Mythological subjects were significant in Baroque art, allowing artists like Rubens and Velázquez to depict gods, goddesses, and legendary heroes in dramatic and sensual compositions. These works celebrated the rich mythology of ancient Greece and Rome.
Realism and Everyday Life
Baroque art was not limited to grandiose themes. It also embraced scenes from everyday life, often infused with a touch of realism. Caravaggio’s “The Cardsharps” and Velázquez’s “The Water Seller of Seville” are examples of this genre.
Baroque artists employed a range of techniques to achieve their expressive goals. In addition to chiaroscuro, tenebrism (an extreme form of chiaroscuro) was used for added drama. The paintings conveyed Texture and movement through dynamic brushwork, creating tactile quality.
Balancing the Sacred and Profane

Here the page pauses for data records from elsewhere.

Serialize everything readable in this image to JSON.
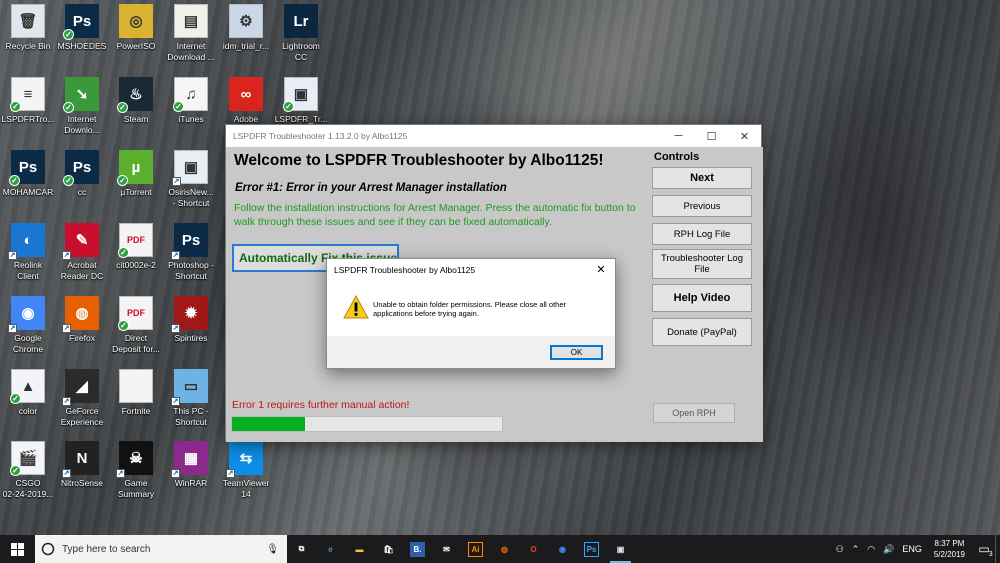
{
  "desktop": {
    "icons": [
      {
        "label": "Recycle Bin",
        "icon": "recycle-bin-icon",
        "color": "#dfe6ee",
        "glyph": "🗑",
        "badge": "none"
      },
      {
        "label": "MSHOEDES",
        "icon": "photoshop-file-icon",
        "color": "#0a2a45",
        "glyph": "Ps",
        "badge": "check"
      },
      {
        "label": "PowerISO",
        "icon": "poweriso-icon",
        "color": "#d9b330",
        "glyph": "◎",
        "badge": "none"
      },
      {
        "label": "Internet\nDownload ...",
        "icon": "internet-download-manager-icon",
        "color": "#f1f1ea",
        "glyph": "▤",
        "badge": "none"
      },
      {
        "label": "idm_trial_r...",
        "icon": "installer-icon",
        "color": "#c9d7e8",
        "glyph": "⚙",
        "badge": "none"
      },
      {
        "label": "Lightroom\nCC",
        "icon": "lightroom-icon",
        "color": "#0b2740",
        "glyph": "Lr",
        "badge": "none"
      },
      {
        "label": "LSPDFRTro...",
        "icon": "text-file-icon",
        "color": "#f4f4f4",
        "glyph": "≡",
        "badge": "check"
      },
      {
        "label": "Internet\nDownlo...",
        "icon": "idm-arrow-icon",
        "color": "#3a9a3a",
        "glyph": "➘",
        "badge": "check"
      },
      {
        "label": "Steam",
        "icon": "steam-icon",
        "color": "#1b2838",
        "glyph": "♨",
        "badge": "check"
      },
      {
        "label": "iTunes",
        "icon": "itunes-icon",
        "color": "#f6f6f6",
        "glyph": "♫",
        "badge": "check"
      },
      {
        "label": "Adobe\nCreati...",
        "icon": "creative-cloud-icon",
        "color": "#d9251d",
        "glyph": "∞",
        "badge": "none"
      },
      {
        "label": "LSPDFR_Tr...",
        "icon": "app-window-icon",
        "color": "#e7eef6",
        "glyph": "▣",
        "badge": "check"
      },
      {
        "label": "MOHAMCAR",
        "icon": "photoshop-file-icon",
        "color": "#0a2a45",
        "glyph": "Ps",
        "badge": "check"
      },
      {
        "label": "cc",
        "icon": "photoshop-file-icon",
        "color": "#0a2a45",
        "glyph": "Ps",
        "badge": "check"
      },
      {
        "label": "µTorrent",
        "icon": "utorrent-icon",
        "color": "#5cb030",
        "glyph": "µ",
        "badge": "check"
      },
      {
        "label": "OsirisNew...\n- Shortcut",
        "icon": "app-window-icon",
        "color": "#e7eef6",
        "glyph": "▣",
        "badge": "shortcut"
      },
      {
        "label": "Reolink\nClient",
        "icon": "reolink-icon",
        "color": "#1976d2",
        "glyph": "◐",
        "badge": "shortcut"
      },
      {
        "label": "Acrobat\nReader DC",
        "icon": "acrobat-icon",
        "color": "#c8102e",
        "glyph": "✎",
        "badge": "shortcut"
      },
      {
        "label": "cit0002e-2",
        "icon": "pdf-file-icon",
        "color": "#f4f4f4",
        "glyph": "PDF",
        "badge": "check"
      },
      {
        "label": "Photoshop -\nShortcut",
        "icon": "photoshop-icon",
        "color": "#0a2a45",
        "glyph": "Ps",
        "badge": "shortcut"
      },
      {
        "label": "Google\nChrome",
        "icon": "chrome-icon",
        "color": "#4285f4",
        "glyph": "◉",
        "badge": "shortcut"
      },
      {
        "label": "Firefox",
        "icon": "firefox-icon",
        "color": "#e66000",
        "glyph": "◍",
        "badge": "shortcut"
      },
      {
        "label": "Direct\nDeposit for...",
        "icon": "pdf-file-icon",
        "color": "#f4f4f4",
        "glyph": "PDF",
        "badge": "check"
      },
      {
        "label": "Spintires",
        "icon": "spintires-icon",
        "color": "#a01818",
        "glyph": "✹",
        "badge": "shortcut"
      },
      {
        "label": "color",
        "icon": "image-file-icon",
        "color": "#f2f4f7",
        "glyph": "▲",
        "badge": "check"
      },
      {
        "label": "GeForce\nExperience",
        "icon": "geforce-icon",
        "color": "#2b2b2b",
        "glyph": "◢",
        "badge": "shortcut"
      },
      {
        "label": "Fortnite",
        "icon": "blank-file-icon",
        "color": "#f4f4f4",
        "glyph": "",
        "badge": "none"
      },
      {
        "label": "This PC -\nShortcut",
        "icon": "this-pc-icon",
        "color": "#6fb3e6",
        "glyph": "▭",
        "badge": "shortcut"
      },
      {
        "label": "CSGO\n02-24-2019...",
        "icon": "video-file-icon",
        "color": "#f2f4f7",
        "glyph": "🎬",
        "badge": "check"
      },
      {
        "label": "NitroSense",
        "icon": "nitrosense-icon",
        "color": "#222222",
        "glyph": "N",
        "badge": "shortcut"
      },
      {
        "label": "Game\nSummary",
        "icon": "game-summary-icon",
        "color": "#111111",
        "glyph": "☠",
        "badge": "shortcut"
      },
      {
        "label": "WinRAR",
        "icon": "winrar-icon",
        "color": "#8c2a8c",
        "glyph": "▦",
        "badge": "shortcut"
      },
      {
        "label": "TeamViewer\n14",
        "icon": "teamviewer-icon",
        "color": "#0e8ee9",
        "glyph": "⇆",
        "badge": "shortcut"
      }
    ]
  },
  "app": {
    "title": "LSPDFR Troubleshooter 1.13.2.0 by Albo1125",
    "welcome": "Welcome to LSPDFR Troubleshooter by Albo1125!",
    "error_heading": "Error #1: Error in your Arrest Manager installation",
    "error_desc": "Follow the installation instructions for Arrest Manager. Press the automatic fix button to walk through these issues and see if they can be fixed automatically.",
    "auto_fix_label": "Automatically Fix this issue",
    "manual_action": "Error 1 requires further manual action!",
    "progress": 0.27,
    "progress_color": "#06b025",
    "controls": {
      "heading": "Controls",
      "next": "Next",
      "previous": "Previous",
      "rph_log": "RPH Log File",
      "troubleshooter_log": "Troubleshooter Log File",
      "help_video": "Help Video",
      "donate": "Donate (PayPal)",
      "open_rph": "Open RPH"
    }
  },
  "dialog": {
    "title": "LSPDFR Troubleshooter by Albo1125",
    "message": "Unable to obtain folder permissions. Please close all other applications before trying again.",
    "ok": "OK"
  },
  "taskbar": {
    "search_placeholder": "Type here to search",
    "apps": [
      {
        "name": "task-view",
        "color": "#ffffff",
        "glyph": "⧉"
      },
      {
        "name": "edge",
        "color": "#3a8ee6",
        "glyph": "e"
      },
      {
        "name": "file-explorer",
        "color": "#f2c14e",
        "glyph": "▬"
      },
      {
        "name": "store",
        "color": "#ffffff",
        "glyph": "🛍"
      },
      {
        "name": "b-app",
        "color": "#2f5fa8",
        "glyph": "B."
      },
      {
        "name": "mail",
        "color": "#ffffff",
        "glyph": "✉"
      },
      {
        "name": "illustrator",
        "color": "#ff8a00",
        "glyph": "Ai"
      },
      {
        "name": "firefox",
        "color": "#e66000",
        "glyph": "◍"
      },
      {
        "name": "office",
        "color": "#e2471e",
        "glyph": "O"
      },
      {
        "name": "chrome",
        "color": "#4285f4",
        "glyph": "◉"
      },
      {
        "name": "photoshop",
        "color": "#31a8ff",
        "glyph": "Ps"
      },
      {
        "name": "lspdfr-troubleshooter",
        "color": "#d8e4f0",
        "glyph": "▣"
      }
    ],
    "language": "ENG",
    "time": "8:37 PM",
    "date": "5/2/2019",
    "notification_count": "3"
  }
}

While religious themes were prevalent in Baroque art, the period also shifted towards secular subjects. This diversification allowed artists to explore various topics, from the sacred to the everyday.
Baroque art developed differently across Europe. The Italian Baroque was characterized by grandeur and theatricality, while the Dutch Baroque, exemplified by Rembrandt, focused on reflective and realistic portrayals.
The Enduring Legacy of Baroque
The legacy of Baroque art is profound, as its influence can be observed in subsequent art movements. The emphasis on emotion, dramatic lighting, and powerful compositions laid the foundation for Romanticism and even influenced elements of Impressionism.
Preservation and Restoration
Many Baroque paintings have withstood the test of time, but others have required restoration to maintain their brilliance. Conservation efforts ensure that these masterpieces continue to be enjoyed by generations.
Baroque in Contemporary Art
The Baroque style continues to inspire contemporary artists. Its theatricality and emotional depth find echoes in various art forms, from film and photography to fashion and design.
The Baroque period was a time of artistic innovation and emotional intensity, resulting in some of the most iconic paintings in history. Artists like Caravaggio, Rembrandt, Rubens, Velázquez, and Bernini left an indelible mark on the art world with their masterful works. You can find out more here for a deeper understanding of Baroque paintings, visit renowned art institutions, and immerse yourself in the splendor of this remarkable era.
Whether religious, mythological, or depicting everyday life, Baroque paintings continue to captivate audiences and inspire contemporary artists. To explore the world of Baroque art further, visit renowned institutions and immerse yourself in the splendor of this remarkable era.